To transition the toe into uphill mode, I either kick the “Shift” block back with the heel of my boot, or lightly strike it with the palm of my hand. Then, I use my pole tip to press down the lock lever, which opens the wings to step in.
When going into downhill mode, I first flip the brake lock forward. This is important because if you leave the brakes locked up, it will cause issues stepping into the binding, and your brakes won’t come out if you release. This is something that I’ll be keeping an eye on as I get more time on the bindings.
After unlocking the brakes, I squeeze the wings of the toe piece together (this loosens the tension on the Shift block) and pull the Shift block into downhill position. It is possible to do this with one hand and it takes a surprisingly little amount of effort.
Finally, a quick push of the lock lever tucks the lever away near the top of the ski.
The most finicky part of transitions is stepping into the binding in uphill mode. First, you have to press the lock lever down with your pole, which spreads the pins wide enough to get your boot through. Then, the tricky part is getting the pins to interface properly with the inserts in the boots. I find it easiest to slot one of the pins into its respective insert, then slowly close the pins (by letting up on the pole pressure on the lock lever) and try to align the other pin with the other insert. It still takes me a couple tries to step in when I transition, but it is getting easier.
Another point to make is with respect to the lock lever, which has two locking positions. In the first position, the binding isn’t completely locked. Cody Townsend told me this setting is really only for “meadow skipping.” I can confirm this, as I have come out of the toe while side-hilling in this first position. With the toe locked in the second position, I haven’t had any problems.
I’m eager to keep skiing the Shift and hope to get another few days on it later this week in the current low-tide conditions of the Colorado Front Range.

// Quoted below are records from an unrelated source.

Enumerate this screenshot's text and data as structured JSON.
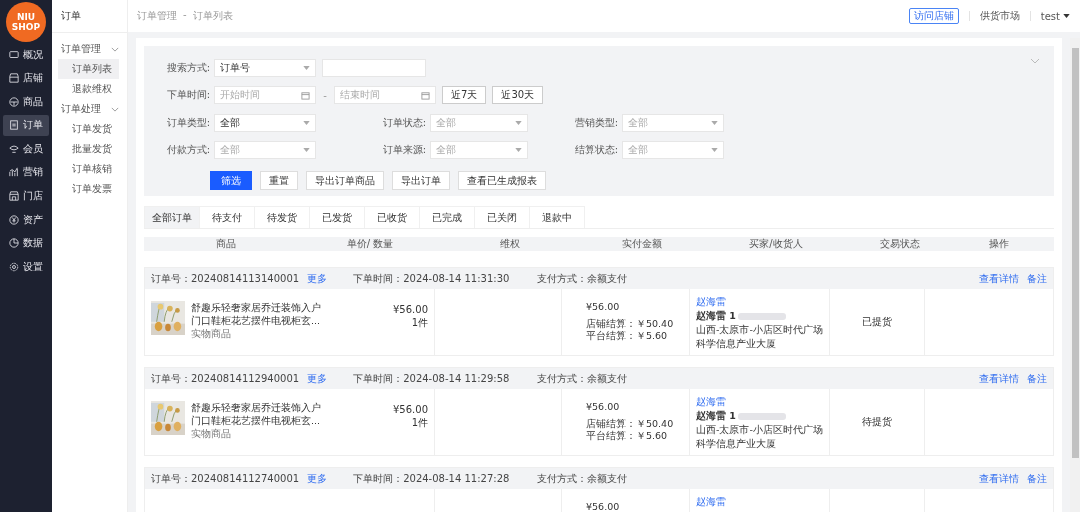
{
  "logo": {
    "line1": "NIU",
    "line2": "SHOP"
  },
  "main_nav": [
    {
      "label": "概况",
      "selected": false
    },
    {
      "label": "店铺",
      "selected": false
    },
    {
      "label": "商品",
      "selected": false
    },
    {
      "label": "订单",
      "selected": true
    },
    {
      "label": "会员",
      "selected": false
    },
    {
      "label": "营销",
      "selected": false
    },
    {
      "label": "门店",
      "selected": false
    },
    {
      "label": "资产",
      "selected": false
    },
    {
      "label": "数据",
      "selected": false
    },
    {
      "label": "设置",
      "selected": false
    }
  ],
  "sub_nav": {
    "title": "订单",
    "groups": [
      {
        "label": "订单管理",
        "expanded": true,
        "items": [
          {
            "label": "订单列表",
            "selected": true
          },
          {
            "label": "退款维权",
            "selected": false
          }
        ]
      },
      {
        "label": "订单处理",
        "expanded": true,
        "items": [
          {
            "label": "订单发货",
            "selected": false
          },
          {
            "label": "批量发货",
            "selected": false
          },
          {
            "label": "订单核销",
            "selected": false
          },
          {
            "label": "订单发票",
            "selected": false
          }
        ]
      }
    ]
  },
  "breadcrumb": [
    "订单管理",
    "-",
    "订单列表"
  ],
  "header": {
    "visit_store": "访问店铺",
    "supply_market": "供货市场",
    "user": "test"
  },
  "filters": {
    "search_label": "搜索方式:",
    "search_type": "订单号",
    "time_label": "下单时间:",
    "start_placeholder": "开始时间",
    "separator": "-",
    "end_placeholder": "结束时间",
    "quick": [
      "近7天",
      "近30天"
    ],
    "selects": [
      {
        "label": "订单类型:",
        "value": "全部"
      },
      {
        "label": "订单状态:",
        "placeholder": "全部"
      },
      {
        "label": "营销类型:",
        "placeholder": "全部"
      },
      {
        "label": "付款方式:",
        "placeholder": "全部"
      },
      {
        "label": "订单来源:",
        "placeholder": "全部"
      },
      {
        "label": "结算状态:",
        "placeholder": "全部"
      }
    ],
    "buttons": [
      {
        "label": "筛选",
        "kind": "primary"
      },
      {
        "label": "重置",
        "kind": "plain"
      },
      {
        "label": "导出订单商品",
        "kind": "plain"
      },
      {
        "label": "导出订单",
        "kind": "plain"
      },
      {
        "label": "查看已生成报表",
        "kind": "plain"
      }
    ]
  },
  "tabs": [
    {
      "label": "全部订单",
      "selected": true
    },
    {
      "label": "待支付",
      "selected": false
    },
    {
      "label": "待发货",
      "selected": false
    },
    {
      "label": "已发货",
      "selected": false
    },
    {
      "label": "已收货",
      "selected": false
    },
    {
      "label": "已完成",
      "selected": false
    },
    {
      "label": "已关闭",
      "selected": false
    },
    {
      "label": "退款中",
      "selected": false
    }
  ],
  "table": {
    "columns": [
      "商品",
      "单价/ 数量",
      "维权",
      "实付金额",
      "买家/收货人",
      "交易状态",
      "操作"
    ],
    "orders": [
      {
        "order_no": "订单号：20240814113140001",
        "more": "更多",
        "time": "下单时间：2024-08-14 11:31:30",
        "pay": "支付方式：余额支付",
        "actions": [
          "查看详情",
          "备注"
        ],
        "item": {
          "title1": "舒趣乐轻奢家居乔迁装饰入户",
          "title2": "门口鞋柜花艺摆件电视柜玄...",
          "type": "实物商品",
          "price": "¥56.00",
          "qty": "1件",
          "paid": "¥56.00",
          "store_settle": "店铺结算：￥50.40",
          "platform_settle": "平台结算：￥5.60",
          "buyer_link": "赵海雷",
          "buyer": "赵海雷 1",
          "address": "山西-太原市-小店区时代广场科学信息产业大厦",
          "status": "已提货"
        }
      },
      {
        "order_no": "订单号：20240814112940001",
        "more": "更多",
        "time": "下单时间：2024-08-14 11:29:58",
        "pay": "支付方式：余额支付",
        "actions": [
          "查看详情",
          "备注"
        ],
        "item": {
          "title1": "舒趣乐轻奢家居乔迁装饰入户",
          "title2": "门口鞋柜花艺摆件电视柜玄...",
          "type": "实物商品",
          "price": "¥56.00",
          "qty": "1件",
          "paid": "¥56.00",
          "store_settle": "店铺结算：￥50.40",
          "platform_settle": "平台结算：￥5.60",
          "buyer_link": "赵海雷",
          "buyer": "赵海雷 1",
          "address": "山西-太原市-小店区时代广场科学信息产业大厦",
          "status": "待提货"
        }
      },
      {
        "order_no": "订单号：20240814112740001",
        "more": "更多",
        "time": "下单时间：2024-08-14 11:27:28",
        "pay": "支付方式：余额支付",
        "actions": [
          "查看详情",
          "备注"
        ],
        "item": {
          "paid": "¥56.00",
          "buyer_link": "赵海雷"
        }
      }
    ]
  }
}
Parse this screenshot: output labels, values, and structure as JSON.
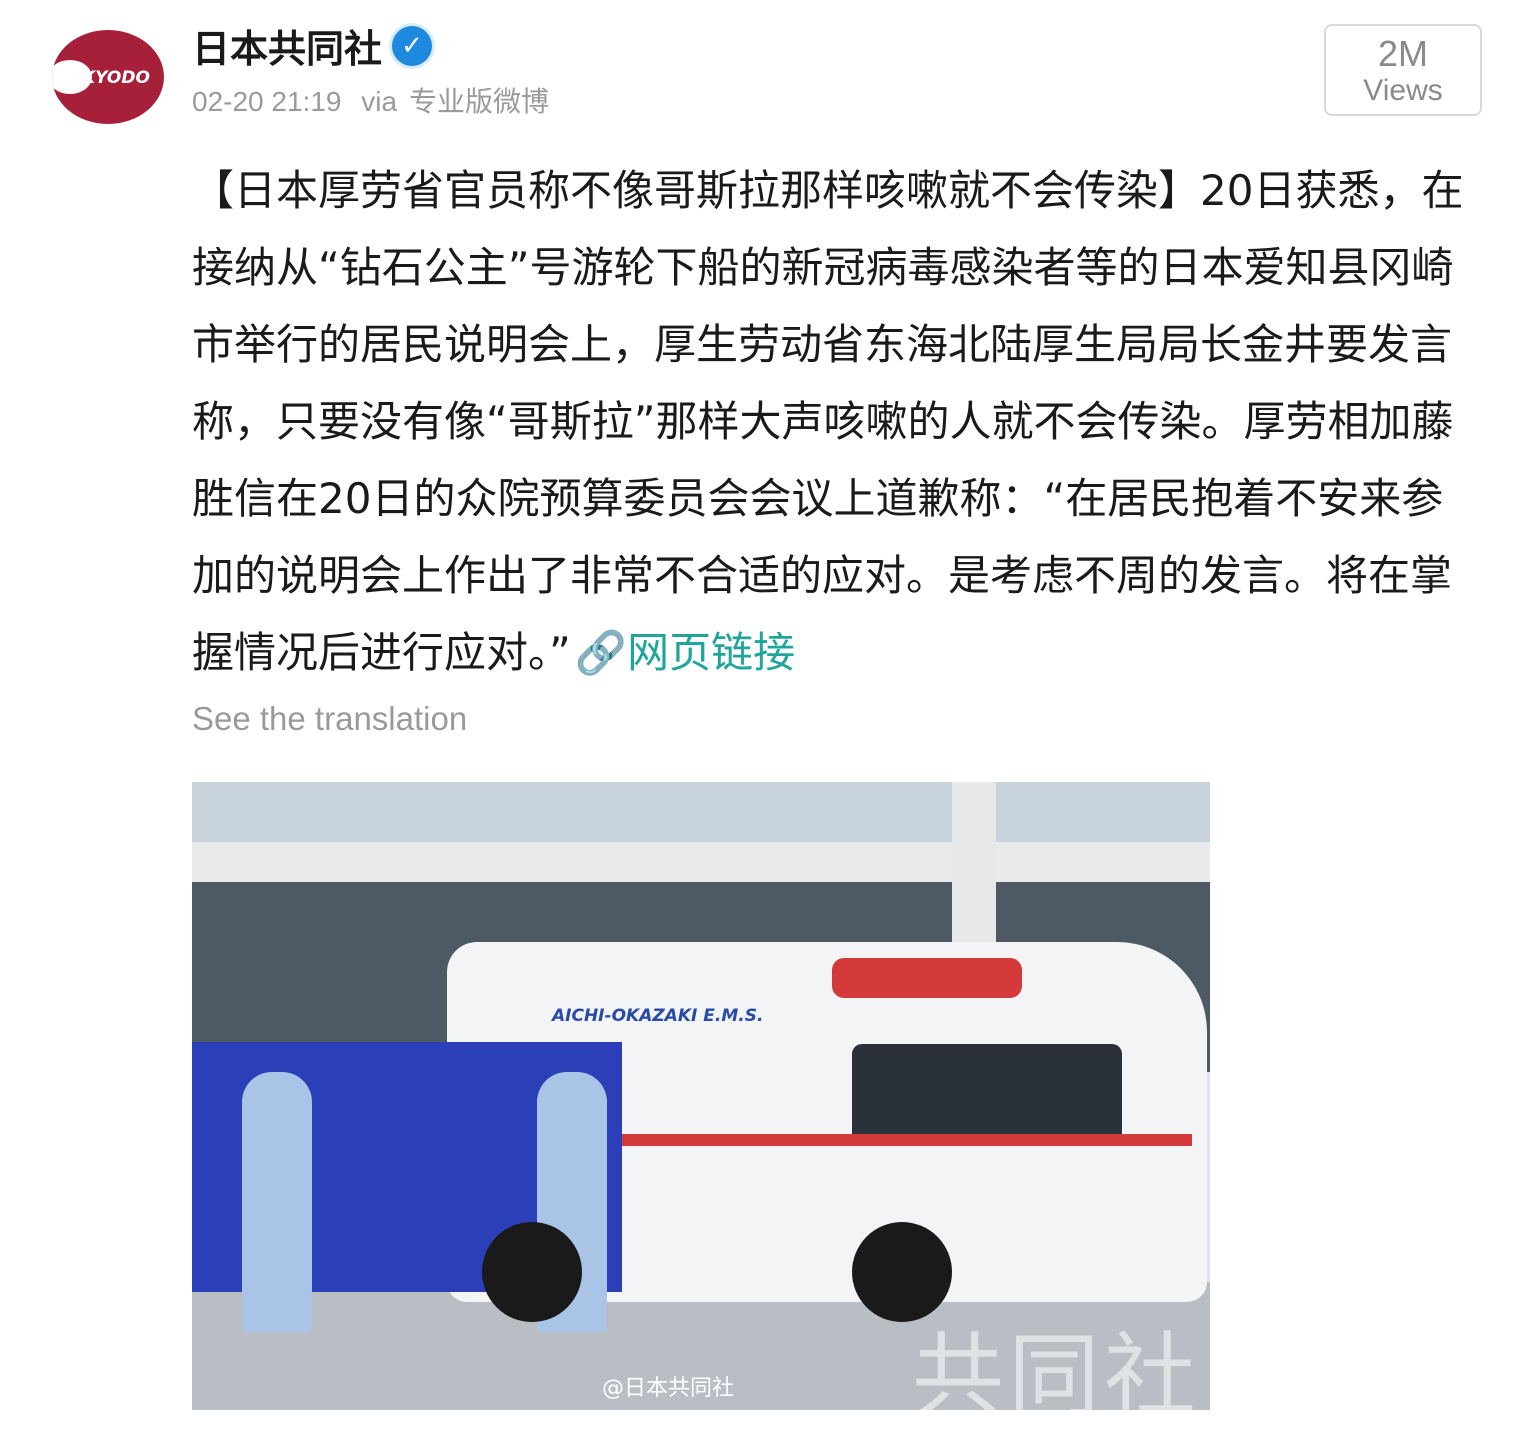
{
  "header": {
    "avatar_text": "KYODO",
    "account_name": "日本共同社",
    "verified_icon": "verified-check-icon",
    "timestamp": "02-20 21:19",
    "via": "via",
    "client": "专业版微博"
  },
  "views": {
    "count": "2M",
    "label": "Views"
  },
  "post": {
    "body": "【日本厚劳省官员称不像哥斯拉那样咳嗽就不会传染】20日获悉，在接纳从“钻石公主”号游轮下船的新冠病毒感染者等的日本爱知县冈崎市举行的居民说明会上，厚生劳动省东海北陆厚生局局长金井要发言称，只要没有像“哥斯拉”那样大声咳嗽的人就不会传染。厚劳相加藤胜信在20日的众院预算委员会会议上道歉称：“在居民抱着不安来参加的说明会上作出了非常不合适的应对。是考虑不周的发言。将在掌握情况后进行应对。”",
    "link_icon": "link-icon",
    "link_label": "网页链接",
    "translate": "See the translation"
  },
  "photo": {
    "vehicle_text": "AICHI-OKAZAKI E.M.S.",
    "weibo_watermark": "@日本共同社",
    "kyodo_watermark": "共同社"
  },
  "colors": {
    "brand_red": "#a6203a",
    "link_teal": "#1fa59a",
    "verified_blue": "#1d8ae0",
    "meta_gray": "#9a9a9a"
  }
}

And once all of our collective snow dances kick in, I’ll have more to say about the downhill performance of the Shift.